© 2024
NPR for Northern Colorado
Play Live Radio
Next Up:
0:00 0:00
Available On Air Stations

Does the Internet Dream? Werner Herzog Doc Explores Unseen World of the Net

Courtesy Magnoilia Pictures

The documentaries of Werner Herzog are as singular as his remarkable voice when he narrates. The films are personal, eccentric, obsessive. The variety of life in total fascinates Herzog, whether its cave paintings in France, lurid tribal beauty contests for men, or now the dreaminess of the internet in the minds of scientists in the laboratories of American universities.

Herzog’s new film about the internet, Lo and Behold, Reveries of the Connected World, takes its title from the very first internet message. A computer scientist at UCLA meant to write “Log in,” but the transmission failed and the first word turned out to be, L-O, “Lo,” a far grander and more poetic expression than the mundane “login” most of us experience every day.

The intonation of “Lo” catches Herzog’s attitude toward the internet. He sees it as one of the profound moments of human existence, like the shaking of European consciousness when the sailor on watch atop one of Columbus’s ships first called out his sighting of land.

Typically, Herzog’s documentaries involve going somewhere strange or forbidding.
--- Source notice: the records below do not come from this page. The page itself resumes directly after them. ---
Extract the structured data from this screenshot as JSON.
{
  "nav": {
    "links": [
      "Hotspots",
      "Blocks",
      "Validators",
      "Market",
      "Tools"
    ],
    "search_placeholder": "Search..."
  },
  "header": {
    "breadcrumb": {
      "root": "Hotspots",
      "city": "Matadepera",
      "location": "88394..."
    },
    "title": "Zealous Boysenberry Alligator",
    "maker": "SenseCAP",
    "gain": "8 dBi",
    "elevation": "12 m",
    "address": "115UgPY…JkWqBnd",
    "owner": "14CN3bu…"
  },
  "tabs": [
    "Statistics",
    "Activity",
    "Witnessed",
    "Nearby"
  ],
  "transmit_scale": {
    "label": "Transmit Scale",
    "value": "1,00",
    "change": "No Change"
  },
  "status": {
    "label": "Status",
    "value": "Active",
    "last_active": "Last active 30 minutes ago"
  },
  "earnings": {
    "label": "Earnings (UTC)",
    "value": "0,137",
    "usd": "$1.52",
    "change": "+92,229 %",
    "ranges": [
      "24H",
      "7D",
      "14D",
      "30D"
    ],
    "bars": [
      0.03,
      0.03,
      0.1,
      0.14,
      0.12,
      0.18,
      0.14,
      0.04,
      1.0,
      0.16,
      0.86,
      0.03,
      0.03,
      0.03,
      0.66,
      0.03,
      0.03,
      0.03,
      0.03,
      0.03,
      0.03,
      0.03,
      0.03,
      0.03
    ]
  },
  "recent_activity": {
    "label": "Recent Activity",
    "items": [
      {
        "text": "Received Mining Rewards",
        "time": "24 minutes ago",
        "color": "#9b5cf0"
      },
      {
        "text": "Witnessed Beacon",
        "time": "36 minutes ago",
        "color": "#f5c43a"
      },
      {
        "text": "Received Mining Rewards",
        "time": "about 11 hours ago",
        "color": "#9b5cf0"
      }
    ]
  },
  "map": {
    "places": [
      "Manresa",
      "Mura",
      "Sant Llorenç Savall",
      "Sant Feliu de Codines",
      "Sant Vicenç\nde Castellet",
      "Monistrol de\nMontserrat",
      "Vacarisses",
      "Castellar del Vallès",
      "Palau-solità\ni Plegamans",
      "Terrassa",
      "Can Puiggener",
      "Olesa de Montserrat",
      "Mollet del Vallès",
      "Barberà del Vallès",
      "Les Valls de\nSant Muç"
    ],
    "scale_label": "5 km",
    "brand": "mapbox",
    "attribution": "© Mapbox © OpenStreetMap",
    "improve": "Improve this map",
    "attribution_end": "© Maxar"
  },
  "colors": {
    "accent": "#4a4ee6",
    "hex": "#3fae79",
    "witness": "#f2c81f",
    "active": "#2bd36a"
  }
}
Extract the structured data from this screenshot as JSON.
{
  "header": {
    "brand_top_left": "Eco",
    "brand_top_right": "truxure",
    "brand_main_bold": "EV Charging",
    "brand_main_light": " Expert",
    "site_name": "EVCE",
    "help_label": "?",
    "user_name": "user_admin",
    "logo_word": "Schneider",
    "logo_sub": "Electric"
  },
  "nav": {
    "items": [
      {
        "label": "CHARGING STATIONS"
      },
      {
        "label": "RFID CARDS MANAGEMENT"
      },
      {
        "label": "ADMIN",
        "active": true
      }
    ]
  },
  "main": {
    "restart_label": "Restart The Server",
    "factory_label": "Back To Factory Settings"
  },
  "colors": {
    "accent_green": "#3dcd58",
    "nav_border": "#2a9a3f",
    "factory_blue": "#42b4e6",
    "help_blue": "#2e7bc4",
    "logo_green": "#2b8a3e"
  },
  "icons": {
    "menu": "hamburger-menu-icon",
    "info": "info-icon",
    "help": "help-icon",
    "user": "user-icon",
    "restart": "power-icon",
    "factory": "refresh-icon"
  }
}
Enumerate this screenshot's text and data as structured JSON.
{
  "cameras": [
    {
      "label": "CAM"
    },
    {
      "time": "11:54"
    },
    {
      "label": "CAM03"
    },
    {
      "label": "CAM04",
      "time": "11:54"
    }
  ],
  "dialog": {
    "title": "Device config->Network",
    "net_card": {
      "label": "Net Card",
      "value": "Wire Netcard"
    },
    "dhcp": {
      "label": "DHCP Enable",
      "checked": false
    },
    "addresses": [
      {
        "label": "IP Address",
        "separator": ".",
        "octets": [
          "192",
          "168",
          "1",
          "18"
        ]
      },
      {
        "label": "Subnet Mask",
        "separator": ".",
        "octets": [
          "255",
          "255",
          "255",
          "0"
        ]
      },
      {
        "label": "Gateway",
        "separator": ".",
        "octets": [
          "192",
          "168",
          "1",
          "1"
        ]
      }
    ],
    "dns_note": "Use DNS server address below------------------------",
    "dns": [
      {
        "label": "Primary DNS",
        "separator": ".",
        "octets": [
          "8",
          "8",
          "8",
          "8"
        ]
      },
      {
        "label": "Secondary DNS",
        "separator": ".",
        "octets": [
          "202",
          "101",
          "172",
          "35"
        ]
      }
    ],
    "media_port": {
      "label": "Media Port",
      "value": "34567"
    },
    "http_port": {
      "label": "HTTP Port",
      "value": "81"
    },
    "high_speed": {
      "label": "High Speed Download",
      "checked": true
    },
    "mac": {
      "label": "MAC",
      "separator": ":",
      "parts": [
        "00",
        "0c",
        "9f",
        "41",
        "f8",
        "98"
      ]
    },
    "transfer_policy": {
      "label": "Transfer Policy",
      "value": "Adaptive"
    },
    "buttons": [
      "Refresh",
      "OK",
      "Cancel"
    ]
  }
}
He descends into volcanoes. For Cave of Forgotten Dreams, he put on the white suit and booties designed to protect the rarely-entered Chauvet cave in France and filmed art that took his movie on a journey in time back 35,000 years. He’s gone to the taiga of Siberia, and into the mind of a young man living among grizzly bears in Alaska. With his film about Antarctica, Encounters at the End of the World, Herzog takes the audience under the ice for an ecstatic experience in what scientists call “the cathedral.”

Now, Lo and Behold enters a place that really cannot be seen for itself – all that’s visible is its skeleton and its effects. The film opens in a typical grim utilitarian hallway – a straight windowless corridor of smooth hard walls and floors, the ceiling covered by milky plastic over rows of lifeless fluorescent lights. And like Virgil leading Dante into hell, a dramatic computer scientist leads the film through a door into another windowless space to see the old computer that was the first element in the birth of the internet at UCLA. He admits that the device itself is just an ugly-looking metal assembly, but he finds the ideal of the internet magnificent.

Herzog divides the film into 10 chapters with titles like “The Glory of the Net,” “The Dark Side” and “Earthly Invaders.” My mind boggles when computer people talk about the technical intricacies of the internet, but I don’t think that in terms of plain information, Lo and Behold offers anything new. The genius of the film lies in how Herzog uses the subject of the internet to get inside how people think and dream.

The scientists he talks to certainly dream. They describe elaborate musings about what it means for people to be connected as they are through the internet. One tells about creating a game which got thousands of people working on a molecular problem about disease. In his Antarctica film, Herzog wondered about insanity among penguins, and here he asks if the internet itself dreams – and stories about people all over the world playing a game together through the internet feel in some way like collective electronic dreams. The gushy wonder fades though when a man tells a horrendous story about how photos of his daughter, mutilated in an accident, made their way onto the internet and the family was subjected to vile emails from anonymous and cowardly correspondents.

It’s positively bizarre that all of this life and activity, both thrilling and repulsive, takes place in some of our most uninspired settings. The scientists are engulfed in wonder while they sit in soulless, discouraging rooms. Herzog poses the family that lost the daughter and sister around a dining room table in a modest house. On the table are trays of doughnuts and muffins in regimented straight lines. The image goes right to the ineffable conflicts the internet presents.

Howie Movshovitz came to Colorado in 1966 as a VISTA Volunteer and never wanted to leave. After three years in VISTA, he went to graduate school at CU-Boulder and got a PhD in English, focusing on the literature of the Middle Ages. In the middle of that process, though (and he still loves that literature) he got sidetracked into movies, made three shorts, started writing film criticism and wound up teaching film at the University of Colorado-Denver. He continues to teach in UCD’s College of Arts & Media.
Related Content